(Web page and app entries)
★ ★ ★ ★ ★ ★ ★

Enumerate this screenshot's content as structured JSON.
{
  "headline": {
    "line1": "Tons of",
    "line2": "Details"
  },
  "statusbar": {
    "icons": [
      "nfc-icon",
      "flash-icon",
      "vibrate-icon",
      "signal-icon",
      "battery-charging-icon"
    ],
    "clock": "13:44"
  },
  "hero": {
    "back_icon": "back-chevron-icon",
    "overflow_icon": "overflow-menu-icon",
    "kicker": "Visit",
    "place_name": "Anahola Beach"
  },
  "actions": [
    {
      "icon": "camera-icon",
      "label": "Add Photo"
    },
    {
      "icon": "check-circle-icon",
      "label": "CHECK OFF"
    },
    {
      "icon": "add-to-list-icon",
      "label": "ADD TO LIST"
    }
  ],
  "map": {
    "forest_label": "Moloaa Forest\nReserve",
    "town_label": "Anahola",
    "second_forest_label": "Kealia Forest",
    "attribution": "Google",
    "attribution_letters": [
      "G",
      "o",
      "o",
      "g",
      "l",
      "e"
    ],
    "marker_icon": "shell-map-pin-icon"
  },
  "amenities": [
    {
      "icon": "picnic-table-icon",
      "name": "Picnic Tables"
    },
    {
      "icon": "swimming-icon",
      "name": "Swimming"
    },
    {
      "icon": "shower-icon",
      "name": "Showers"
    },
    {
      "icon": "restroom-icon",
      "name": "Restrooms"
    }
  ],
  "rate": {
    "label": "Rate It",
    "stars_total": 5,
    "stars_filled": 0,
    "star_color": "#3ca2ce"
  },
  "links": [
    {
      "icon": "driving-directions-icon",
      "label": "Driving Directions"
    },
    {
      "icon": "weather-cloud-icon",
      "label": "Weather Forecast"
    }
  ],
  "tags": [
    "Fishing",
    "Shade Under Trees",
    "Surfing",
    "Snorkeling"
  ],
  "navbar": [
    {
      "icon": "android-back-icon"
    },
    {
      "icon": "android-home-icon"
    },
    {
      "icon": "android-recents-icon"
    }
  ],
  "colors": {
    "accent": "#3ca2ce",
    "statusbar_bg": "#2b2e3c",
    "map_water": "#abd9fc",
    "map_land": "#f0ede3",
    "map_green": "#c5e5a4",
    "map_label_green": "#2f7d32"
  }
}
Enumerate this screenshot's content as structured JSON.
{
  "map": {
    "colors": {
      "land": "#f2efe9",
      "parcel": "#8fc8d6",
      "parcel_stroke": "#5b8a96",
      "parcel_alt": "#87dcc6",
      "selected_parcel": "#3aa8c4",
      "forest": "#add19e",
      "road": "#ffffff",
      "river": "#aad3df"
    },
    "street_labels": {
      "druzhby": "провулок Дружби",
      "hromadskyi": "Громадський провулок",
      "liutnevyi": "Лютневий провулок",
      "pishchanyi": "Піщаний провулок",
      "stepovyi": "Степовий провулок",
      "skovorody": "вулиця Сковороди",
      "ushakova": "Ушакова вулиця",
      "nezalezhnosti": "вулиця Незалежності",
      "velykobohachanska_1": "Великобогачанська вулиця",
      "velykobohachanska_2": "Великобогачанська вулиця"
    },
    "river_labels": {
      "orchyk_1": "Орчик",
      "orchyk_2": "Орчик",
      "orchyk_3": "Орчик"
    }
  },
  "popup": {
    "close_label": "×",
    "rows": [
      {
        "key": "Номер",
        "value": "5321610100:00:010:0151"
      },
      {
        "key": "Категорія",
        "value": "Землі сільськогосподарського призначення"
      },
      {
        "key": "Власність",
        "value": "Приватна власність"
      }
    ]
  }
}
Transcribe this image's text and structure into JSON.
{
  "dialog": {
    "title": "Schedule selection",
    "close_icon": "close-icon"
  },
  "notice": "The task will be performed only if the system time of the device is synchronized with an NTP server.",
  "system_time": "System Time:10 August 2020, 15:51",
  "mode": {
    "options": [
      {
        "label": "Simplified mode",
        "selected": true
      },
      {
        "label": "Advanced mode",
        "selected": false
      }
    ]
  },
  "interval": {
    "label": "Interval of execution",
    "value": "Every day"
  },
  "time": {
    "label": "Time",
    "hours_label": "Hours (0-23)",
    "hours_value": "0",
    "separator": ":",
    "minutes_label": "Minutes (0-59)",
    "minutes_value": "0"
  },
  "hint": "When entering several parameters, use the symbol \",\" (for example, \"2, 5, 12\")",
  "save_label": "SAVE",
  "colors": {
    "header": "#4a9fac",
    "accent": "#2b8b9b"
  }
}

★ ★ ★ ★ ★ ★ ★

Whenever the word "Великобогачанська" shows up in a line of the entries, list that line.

      "velykobohachanska_1": "Великобогачанська вулиця",
      "velykobohachanska_2": "Великобогачанська вулиця"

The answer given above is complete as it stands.